The Georgia Court of Appeals revived a personal injury lawsuit against Snapchat, ruling the instant messaging service—whose “speed filter” feature is blamed for causing a serious wreck—is not immune from litigation under the federal Communications Decency Act.
Snapchat was sued after a 2015 incident in which an 18-year-old was reportedly using the speed filter to record herself going more than 100 mph in her father’s Mercedes when she slammed into another vehicle, severely injuring the driver, Wentworth Maynard.
Maynard and his wife sued California-based Snapchat for negligence and loss of consortium in Spalding County State Court.
Judge Josh Thacker granted Snapchat’s motion to dismiss in 2016, ruling the CDA’s protection of online publishers of third-party content immunized it from liability linked to the speed filter, a stylized speedometer superimposed on a picture of the user showing their speed.
The speed filter has been cited in other cases in which drivers wrecked or were stopped for speeding.
Among its provisions, the CDA states that no provider “of an interactive computer service shall be treated as the publisher or speaker of any information provided by another information content provider.”
Thacker ruled that Snapchat was a ”publisher” under the CDA and was not liable for content created by third parties.
But Georgia Court of Appeals Judge William Ray II, writing with the concurrence of Presiding Judge Christopher McFadden and Judge Brian Rickman, said Snapchat is not shielded.
The CDA’s “grant of immunity applies only if the interactive computer service provider is not also an ‘information content provider,’ which is defined as someone who is ‘responsible, in whole or part, for the creation or development of’ the offending content,” Ray wrote.
Snapchat cited two federal cases in arguing it was shielded. One involved a suit accusing Backpage.com of publishing advertisements linked to sex trafficking, and another sought to hold Yahoo accountable for failing to remove offensive information a woman’s ex-boyfriend posted online.
In both cases, the service providers were deemed immune because they did not create the offending content.
But the Snapchat case is different, wrote Ray, because the Maynards’ lawsuit “does not seek to hold Snapchat liable as a speaker or publisher of a third party user’s content. Rather, they argue that their complaint seeks to hold Snapchat liable for the negligent creation, design and maintenance of the Speed Filter that encourages excessive speeding, not for the posts themselves.”
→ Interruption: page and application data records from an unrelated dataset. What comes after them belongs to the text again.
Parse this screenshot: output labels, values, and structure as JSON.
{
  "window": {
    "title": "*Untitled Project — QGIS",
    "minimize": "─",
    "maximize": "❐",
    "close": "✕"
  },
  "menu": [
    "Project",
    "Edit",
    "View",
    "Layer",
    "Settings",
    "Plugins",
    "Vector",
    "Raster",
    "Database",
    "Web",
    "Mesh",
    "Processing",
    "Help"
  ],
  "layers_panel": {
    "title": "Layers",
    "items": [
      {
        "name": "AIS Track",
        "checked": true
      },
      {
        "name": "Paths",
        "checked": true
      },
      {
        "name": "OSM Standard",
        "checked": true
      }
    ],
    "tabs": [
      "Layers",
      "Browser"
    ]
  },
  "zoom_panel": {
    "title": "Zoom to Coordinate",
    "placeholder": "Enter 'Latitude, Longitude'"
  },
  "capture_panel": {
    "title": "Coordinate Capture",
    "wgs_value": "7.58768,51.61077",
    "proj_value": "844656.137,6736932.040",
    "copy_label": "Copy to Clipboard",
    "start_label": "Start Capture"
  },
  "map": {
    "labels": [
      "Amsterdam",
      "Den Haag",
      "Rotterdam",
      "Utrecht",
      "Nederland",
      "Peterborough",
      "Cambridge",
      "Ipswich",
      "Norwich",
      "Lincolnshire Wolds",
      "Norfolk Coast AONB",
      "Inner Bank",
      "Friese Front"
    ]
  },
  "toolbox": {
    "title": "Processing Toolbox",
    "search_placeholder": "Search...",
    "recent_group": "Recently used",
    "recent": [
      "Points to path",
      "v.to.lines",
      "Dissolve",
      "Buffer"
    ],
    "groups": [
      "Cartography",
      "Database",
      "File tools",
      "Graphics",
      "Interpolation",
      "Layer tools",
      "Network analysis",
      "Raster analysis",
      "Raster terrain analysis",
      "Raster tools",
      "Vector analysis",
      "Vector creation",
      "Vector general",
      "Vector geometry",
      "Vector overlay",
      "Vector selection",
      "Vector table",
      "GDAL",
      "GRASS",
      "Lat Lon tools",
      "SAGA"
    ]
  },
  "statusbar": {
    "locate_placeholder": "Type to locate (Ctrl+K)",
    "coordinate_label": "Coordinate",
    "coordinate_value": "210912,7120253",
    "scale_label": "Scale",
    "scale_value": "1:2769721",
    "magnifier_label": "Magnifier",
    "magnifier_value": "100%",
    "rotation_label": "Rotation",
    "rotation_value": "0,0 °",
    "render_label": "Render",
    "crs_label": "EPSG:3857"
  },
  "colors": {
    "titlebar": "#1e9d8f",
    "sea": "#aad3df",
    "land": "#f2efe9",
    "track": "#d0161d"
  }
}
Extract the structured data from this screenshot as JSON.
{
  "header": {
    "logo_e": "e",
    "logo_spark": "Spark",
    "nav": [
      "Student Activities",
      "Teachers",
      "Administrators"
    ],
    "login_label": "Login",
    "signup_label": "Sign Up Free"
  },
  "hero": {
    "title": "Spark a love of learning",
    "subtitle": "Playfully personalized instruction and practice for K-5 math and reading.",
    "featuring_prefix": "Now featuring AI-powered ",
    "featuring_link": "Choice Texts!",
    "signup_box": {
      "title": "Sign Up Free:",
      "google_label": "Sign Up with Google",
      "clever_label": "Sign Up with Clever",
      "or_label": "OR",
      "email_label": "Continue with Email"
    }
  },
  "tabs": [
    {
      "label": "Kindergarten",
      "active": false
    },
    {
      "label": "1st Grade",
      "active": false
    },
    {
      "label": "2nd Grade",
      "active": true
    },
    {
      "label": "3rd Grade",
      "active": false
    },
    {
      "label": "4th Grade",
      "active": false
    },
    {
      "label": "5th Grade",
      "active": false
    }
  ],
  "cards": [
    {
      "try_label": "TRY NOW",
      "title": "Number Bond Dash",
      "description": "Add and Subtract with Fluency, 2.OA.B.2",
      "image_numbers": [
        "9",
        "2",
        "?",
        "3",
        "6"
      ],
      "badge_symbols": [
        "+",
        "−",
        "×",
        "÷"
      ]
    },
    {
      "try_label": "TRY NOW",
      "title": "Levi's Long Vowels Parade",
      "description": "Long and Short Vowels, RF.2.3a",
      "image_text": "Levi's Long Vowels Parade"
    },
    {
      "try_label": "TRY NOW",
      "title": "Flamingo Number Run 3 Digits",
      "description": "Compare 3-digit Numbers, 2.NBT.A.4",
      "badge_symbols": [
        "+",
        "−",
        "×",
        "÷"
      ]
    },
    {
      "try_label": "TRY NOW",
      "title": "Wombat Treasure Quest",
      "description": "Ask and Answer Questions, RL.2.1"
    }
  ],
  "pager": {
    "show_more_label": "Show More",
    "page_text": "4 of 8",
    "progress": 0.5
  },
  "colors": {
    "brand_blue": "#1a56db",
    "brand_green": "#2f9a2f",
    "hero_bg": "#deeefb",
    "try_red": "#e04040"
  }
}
“Accordingly, we hold that CDA immunity does not apply because there was no third-party user content published,” he wrote.
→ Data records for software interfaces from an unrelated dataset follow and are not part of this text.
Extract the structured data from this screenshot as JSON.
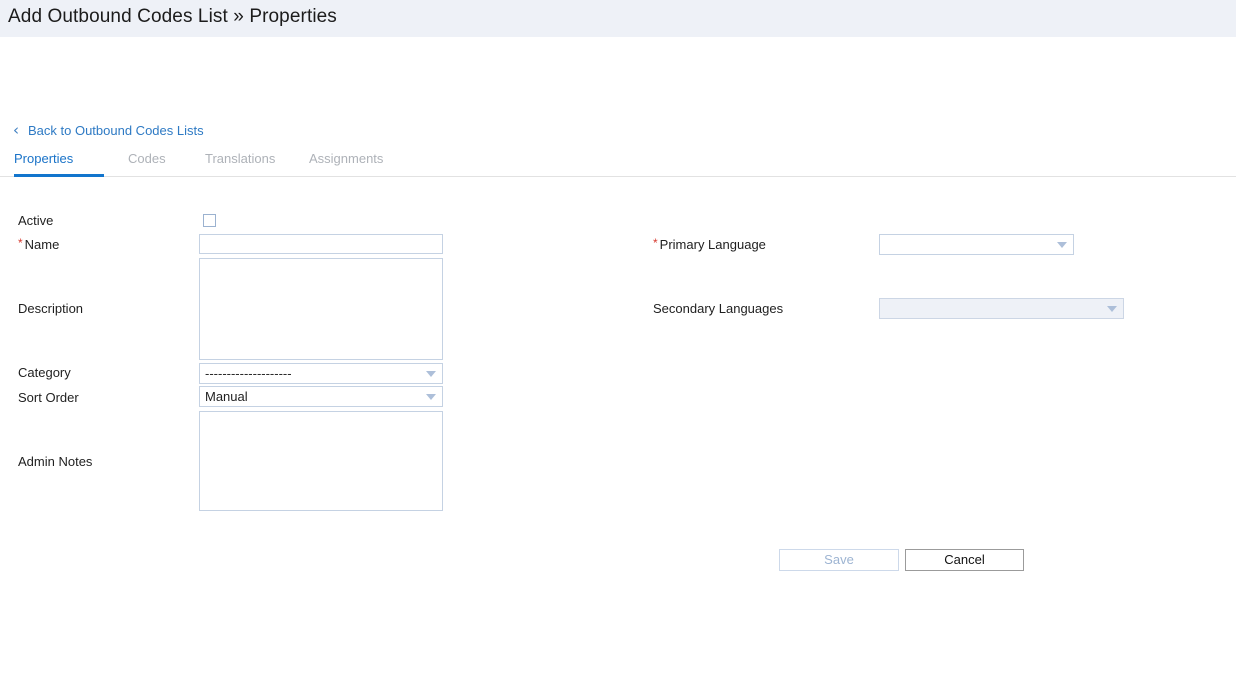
{
  "header": {
    "title": "Add Outbound Codes List » Properties"
  },
  "back_link": {
    "icon": "chevron-left-icon",
    "label": "Back to Outbound Codes Lists"
  },
  "tabs": [
    {
      "label": "Properties",
      "active": true
    },
    {
      "label": "Codes",
      "active": false
    },
    {
      "label": "Translations",
      "active": false
    },
    {
      "label": "Assignments",
      "active": false
    }
  ],
  "form": {
    "left": {
      "active": {
        "label": "Active",
        "checked": false
      },
      "name": {
        "label": "Name",
        "required_marker": "*",
        "value": "",
        "placeholder": ""
      },
      "description": {
        "label": "Description",
        "value": "",
        "placeholder": ""
      },
      "category": {
        "label": "Category",
        "value": "--------------------"
      },
      "sort_order": {
        "label": "Sort Order",
        "value": "Manual"
      },
      "admin_notes": {
        "label": "Admin Notes",
        "value": "",
        "placeholder": ""
      }
    },
    "right": {
      "primary_language": {
        "label": "Primary Language",
        "required_marker": "*",
        "value": ""
      },
      "secondary_languages": {
        "label": "Secondary Languages",
        "value": "",
        "disabled": true
      }
    }
  },
  "buttons": {
    "save": {
      "label": "Save",
      "disabled": true
    },
    "cancel": {
      "label": "Cancel",
      "disabled": false
    }
  },
  "colors": {
    "header_bg": "#eef1f7",
    "link_blue": "#2e7ac4",
    "tab_active_blue": "#1a73c8",
    "tab_underline": "#1275cd",
    "tab_inactive": "#aeb2b8",
    "required_red": "#d63a2f",
    "field_border": "#c5d2e3",
    "disabled_fill": "#eef1f7",
    "arrow": "#adbfd9"
  }
}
The Maynards were represented on appeal by a team of lawyers including, Michael Neff, Darryl Adams and Timothy Peagler of the Law Offices of Michael L. Neff; Michael Terry, Naveen Ramachandrappa and Amanda Bersinger of Bondurant Mixson & Elmore; and Jack Hawkins of Weinberg Wheeler Hudgins Gunn & Dial.
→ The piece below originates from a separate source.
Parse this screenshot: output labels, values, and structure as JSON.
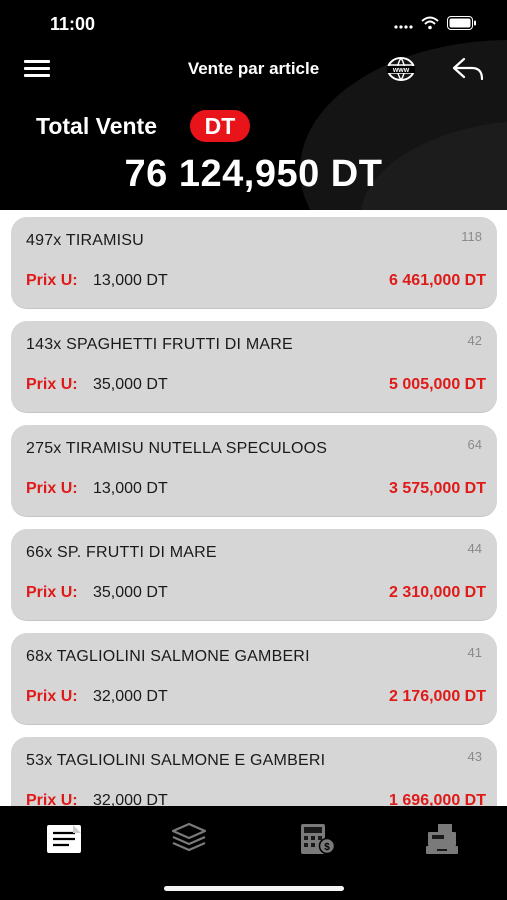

In an email, Terry said the “plaintiffs appreciate the Court of Appeals’ carefully reasoned opinion and are glad that Wentworth and Karen Maynard will get their day in court.”